= To do =
Count how many lines hold "Become" in the records, and respond with that number by itself.

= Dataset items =
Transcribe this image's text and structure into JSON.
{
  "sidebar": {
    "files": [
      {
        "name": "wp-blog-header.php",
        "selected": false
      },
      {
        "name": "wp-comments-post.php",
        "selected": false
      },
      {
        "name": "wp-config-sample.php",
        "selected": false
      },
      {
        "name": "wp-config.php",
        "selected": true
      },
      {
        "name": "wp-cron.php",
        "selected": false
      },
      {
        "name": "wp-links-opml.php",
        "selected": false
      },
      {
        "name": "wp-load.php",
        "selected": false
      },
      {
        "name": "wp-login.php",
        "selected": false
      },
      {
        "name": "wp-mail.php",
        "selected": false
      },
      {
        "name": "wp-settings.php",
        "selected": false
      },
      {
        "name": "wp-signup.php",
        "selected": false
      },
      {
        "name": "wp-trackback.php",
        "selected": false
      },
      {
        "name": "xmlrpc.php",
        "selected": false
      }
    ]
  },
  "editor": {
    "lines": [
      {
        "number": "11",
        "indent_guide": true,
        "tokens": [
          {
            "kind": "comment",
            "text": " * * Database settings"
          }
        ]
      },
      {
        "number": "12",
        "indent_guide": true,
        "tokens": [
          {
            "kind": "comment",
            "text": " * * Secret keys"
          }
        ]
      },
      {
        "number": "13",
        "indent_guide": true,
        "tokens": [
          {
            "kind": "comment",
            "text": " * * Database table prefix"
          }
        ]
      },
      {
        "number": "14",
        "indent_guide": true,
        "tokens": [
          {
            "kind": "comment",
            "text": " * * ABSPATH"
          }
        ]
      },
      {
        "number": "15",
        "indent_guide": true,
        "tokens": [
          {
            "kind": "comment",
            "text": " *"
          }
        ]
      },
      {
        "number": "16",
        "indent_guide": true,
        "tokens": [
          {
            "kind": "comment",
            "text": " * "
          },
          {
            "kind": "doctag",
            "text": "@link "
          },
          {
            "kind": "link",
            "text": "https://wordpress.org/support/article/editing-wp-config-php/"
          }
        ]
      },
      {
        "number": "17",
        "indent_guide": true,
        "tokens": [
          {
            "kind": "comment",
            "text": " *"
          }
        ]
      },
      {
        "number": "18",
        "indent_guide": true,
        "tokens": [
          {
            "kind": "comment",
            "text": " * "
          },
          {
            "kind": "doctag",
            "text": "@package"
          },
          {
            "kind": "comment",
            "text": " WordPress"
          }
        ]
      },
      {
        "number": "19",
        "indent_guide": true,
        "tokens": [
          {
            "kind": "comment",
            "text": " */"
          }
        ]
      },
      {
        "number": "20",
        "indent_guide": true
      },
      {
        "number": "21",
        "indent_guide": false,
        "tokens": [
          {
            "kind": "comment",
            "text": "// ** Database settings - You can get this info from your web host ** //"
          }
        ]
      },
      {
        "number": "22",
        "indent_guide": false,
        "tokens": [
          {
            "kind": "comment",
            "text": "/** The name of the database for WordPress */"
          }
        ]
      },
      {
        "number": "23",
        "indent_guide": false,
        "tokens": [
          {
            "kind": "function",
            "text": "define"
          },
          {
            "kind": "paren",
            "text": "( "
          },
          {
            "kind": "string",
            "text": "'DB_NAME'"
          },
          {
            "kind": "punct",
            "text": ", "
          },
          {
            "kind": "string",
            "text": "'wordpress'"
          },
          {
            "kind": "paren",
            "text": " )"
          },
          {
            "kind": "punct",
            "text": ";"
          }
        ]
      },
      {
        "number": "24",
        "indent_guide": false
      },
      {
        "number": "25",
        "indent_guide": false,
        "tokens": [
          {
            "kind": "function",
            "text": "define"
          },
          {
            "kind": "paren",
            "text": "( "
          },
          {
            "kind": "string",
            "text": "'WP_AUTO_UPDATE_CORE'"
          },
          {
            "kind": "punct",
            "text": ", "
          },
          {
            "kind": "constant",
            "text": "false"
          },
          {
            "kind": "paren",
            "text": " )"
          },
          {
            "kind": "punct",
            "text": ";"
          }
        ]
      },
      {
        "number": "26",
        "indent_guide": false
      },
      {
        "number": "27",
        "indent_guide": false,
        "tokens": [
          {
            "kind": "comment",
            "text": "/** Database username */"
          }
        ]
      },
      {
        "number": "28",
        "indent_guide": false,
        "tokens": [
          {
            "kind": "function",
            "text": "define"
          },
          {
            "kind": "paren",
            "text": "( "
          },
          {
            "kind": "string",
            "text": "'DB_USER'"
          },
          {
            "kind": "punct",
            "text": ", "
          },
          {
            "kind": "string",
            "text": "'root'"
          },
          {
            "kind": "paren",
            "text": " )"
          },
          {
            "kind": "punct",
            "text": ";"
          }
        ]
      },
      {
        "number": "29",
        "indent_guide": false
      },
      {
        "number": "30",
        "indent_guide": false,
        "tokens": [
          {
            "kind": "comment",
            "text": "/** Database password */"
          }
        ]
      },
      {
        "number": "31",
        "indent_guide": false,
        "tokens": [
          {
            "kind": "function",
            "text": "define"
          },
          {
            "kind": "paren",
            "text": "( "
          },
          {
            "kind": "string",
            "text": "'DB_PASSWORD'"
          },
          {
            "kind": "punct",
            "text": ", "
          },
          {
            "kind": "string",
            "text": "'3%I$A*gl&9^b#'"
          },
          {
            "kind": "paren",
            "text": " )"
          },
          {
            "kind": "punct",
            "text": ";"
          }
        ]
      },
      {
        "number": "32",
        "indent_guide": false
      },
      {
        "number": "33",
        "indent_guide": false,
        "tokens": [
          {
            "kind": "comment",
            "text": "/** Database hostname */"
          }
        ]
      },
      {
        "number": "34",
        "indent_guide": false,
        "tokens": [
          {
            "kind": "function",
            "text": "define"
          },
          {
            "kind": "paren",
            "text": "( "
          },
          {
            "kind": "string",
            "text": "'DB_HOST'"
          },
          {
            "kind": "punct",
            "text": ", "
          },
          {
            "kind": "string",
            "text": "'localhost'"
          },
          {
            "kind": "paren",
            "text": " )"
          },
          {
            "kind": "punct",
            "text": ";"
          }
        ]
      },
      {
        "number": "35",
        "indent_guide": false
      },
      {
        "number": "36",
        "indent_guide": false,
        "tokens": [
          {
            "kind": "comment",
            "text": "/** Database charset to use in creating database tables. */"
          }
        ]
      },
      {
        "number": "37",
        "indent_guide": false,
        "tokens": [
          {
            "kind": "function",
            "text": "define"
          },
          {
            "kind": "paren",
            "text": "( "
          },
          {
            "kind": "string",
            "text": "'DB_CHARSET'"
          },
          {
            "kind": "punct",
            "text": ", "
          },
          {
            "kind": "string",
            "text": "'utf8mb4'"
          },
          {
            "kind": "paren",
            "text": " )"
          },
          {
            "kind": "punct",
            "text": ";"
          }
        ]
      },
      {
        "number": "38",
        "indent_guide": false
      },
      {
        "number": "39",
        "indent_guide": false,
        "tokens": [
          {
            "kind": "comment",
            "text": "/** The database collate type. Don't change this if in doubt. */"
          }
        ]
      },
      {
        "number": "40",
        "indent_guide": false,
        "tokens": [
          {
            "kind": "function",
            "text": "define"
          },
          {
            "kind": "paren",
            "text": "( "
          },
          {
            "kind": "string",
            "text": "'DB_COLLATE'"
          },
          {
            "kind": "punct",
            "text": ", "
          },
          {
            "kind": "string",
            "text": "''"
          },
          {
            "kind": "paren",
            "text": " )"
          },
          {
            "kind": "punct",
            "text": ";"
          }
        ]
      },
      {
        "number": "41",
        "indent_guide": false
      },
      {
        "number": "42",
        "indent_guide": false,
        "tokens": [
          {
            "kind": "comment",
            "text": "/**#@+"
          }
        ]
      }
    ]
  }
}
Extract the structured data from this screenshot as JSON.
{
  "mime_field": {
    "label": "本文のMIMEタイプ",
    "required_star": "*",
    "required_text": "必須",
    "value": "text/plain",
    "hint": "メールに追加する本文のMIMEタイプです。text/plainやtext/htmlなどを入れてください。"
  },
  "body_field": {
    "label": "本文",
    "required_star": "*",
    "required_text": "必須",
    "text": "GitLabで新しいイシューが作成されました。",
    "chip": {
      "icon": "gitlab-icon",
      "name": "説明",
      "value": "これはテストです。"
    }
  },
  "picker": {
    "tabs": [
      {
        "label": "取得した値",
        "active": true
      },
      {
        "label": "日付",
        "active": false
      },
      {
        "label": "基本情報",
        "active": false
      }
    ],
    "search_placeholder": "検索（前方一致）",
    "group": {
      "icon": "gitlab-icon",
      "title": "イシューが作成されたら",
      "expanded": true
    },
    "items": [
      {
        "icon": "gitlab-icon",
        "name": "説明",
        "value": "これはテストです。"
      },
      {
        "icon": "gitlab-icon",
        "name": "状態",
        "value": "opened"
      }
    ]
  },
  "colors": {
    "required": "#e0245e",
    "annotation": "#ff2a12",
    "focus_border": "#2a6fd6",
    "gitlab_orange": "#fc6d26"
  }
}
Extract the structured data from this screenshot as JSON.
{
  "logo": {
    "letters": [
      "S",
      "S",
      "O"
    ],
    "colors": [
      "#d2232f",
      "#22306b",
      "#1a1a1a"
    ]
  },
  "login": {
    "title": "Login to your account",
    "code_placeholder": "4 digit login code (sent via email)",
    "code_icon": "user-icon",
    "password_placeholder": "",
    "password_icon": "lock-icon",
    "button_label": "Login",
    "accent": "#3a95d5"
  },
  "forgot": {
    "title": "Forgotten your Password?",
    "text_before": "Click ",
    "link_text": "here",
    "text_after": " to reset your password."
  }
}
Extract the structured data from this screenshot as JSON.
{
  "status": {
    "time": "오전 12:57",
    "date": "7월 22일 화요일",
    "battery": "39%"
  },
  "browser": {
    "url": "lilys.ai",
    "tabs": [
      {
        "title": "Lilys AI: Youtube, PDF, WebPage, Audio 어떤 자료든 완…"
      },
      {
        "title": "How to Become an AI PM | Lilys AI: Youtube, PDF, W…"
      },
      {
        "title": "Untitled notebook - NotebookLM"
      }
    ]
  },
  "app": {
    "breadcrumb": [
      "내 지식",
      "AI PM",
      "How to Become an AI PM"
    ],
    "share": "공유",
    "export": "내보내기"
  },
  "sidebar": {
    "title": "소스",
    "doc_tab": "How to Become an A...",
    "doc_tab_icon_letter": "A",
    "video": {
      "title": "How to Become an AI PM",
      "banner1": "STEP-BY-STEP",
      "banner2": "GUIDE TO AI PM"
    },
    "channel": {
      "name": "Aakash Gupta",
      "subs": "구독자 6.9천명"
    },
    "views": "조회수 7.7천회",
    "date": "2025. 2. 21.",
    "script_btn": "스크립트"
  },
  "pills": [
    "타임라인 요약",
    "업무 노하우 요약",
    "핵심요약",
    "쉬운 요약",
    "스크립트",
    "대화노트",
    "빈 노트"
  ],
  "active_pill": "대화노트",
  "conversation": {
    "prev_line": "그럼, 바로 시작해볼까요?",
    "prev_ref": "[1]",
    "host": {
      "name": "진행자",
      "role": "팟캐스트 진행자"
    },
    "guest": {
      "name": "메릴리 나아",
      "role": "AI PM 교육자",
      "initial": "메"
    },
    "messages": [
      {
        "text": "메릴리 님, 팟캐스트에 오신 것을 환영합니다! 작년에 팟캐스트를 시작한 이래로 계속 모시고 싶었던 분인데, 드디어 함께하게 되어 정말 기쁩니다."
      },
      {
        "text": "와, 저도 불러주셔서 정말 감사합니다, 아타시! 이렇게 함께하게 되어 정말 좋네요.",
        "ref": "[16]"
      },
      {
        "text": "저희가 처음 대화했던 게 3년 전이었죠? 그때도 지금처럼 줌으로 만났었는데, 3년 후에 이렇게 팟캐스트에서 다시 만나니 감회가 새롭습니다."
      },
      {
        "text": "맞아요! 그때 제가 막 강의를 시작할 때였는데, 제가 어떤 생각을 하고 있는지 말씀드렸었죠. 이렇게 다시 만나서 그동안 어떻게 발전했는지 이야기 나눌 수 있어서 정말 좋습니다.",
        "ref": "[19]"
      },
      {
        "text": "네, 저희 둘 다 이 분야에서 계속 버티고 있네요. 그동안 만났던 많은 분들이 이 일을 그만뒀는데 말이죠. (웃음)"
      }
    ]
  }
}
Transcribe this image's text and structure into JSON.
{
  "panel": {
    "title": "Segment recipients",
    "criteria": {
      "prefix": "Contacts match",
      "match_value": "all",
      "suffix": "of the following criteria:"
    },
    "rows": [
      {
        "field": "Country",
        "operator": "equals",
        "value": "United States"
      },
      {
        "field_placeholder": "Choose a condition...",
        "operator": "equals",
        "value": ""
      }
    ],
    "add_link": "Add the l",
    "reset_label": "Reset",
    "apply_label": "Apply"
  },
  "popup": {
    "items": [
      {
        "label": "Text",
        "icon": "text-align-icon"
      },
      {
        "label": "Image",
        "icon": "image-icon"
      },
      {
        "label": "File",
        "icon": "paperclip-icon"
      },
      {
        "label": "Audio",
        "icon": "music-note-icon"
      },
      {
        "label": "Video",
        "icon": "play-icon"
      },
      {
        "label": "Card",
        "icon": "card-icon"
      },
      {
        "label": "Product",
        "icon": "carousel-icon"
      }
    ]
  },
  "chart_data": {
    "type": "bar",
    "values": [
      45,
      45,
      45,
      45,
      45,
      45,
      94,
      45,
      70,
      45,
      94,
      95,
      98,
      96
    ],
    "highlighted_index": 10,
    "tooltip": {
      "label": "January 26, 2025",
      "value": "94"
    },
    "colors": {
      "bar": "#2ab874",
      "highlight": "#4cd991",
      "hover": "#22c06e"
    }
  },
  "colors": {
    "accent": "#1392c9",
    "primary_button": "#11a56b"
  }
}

= Result of this task =
4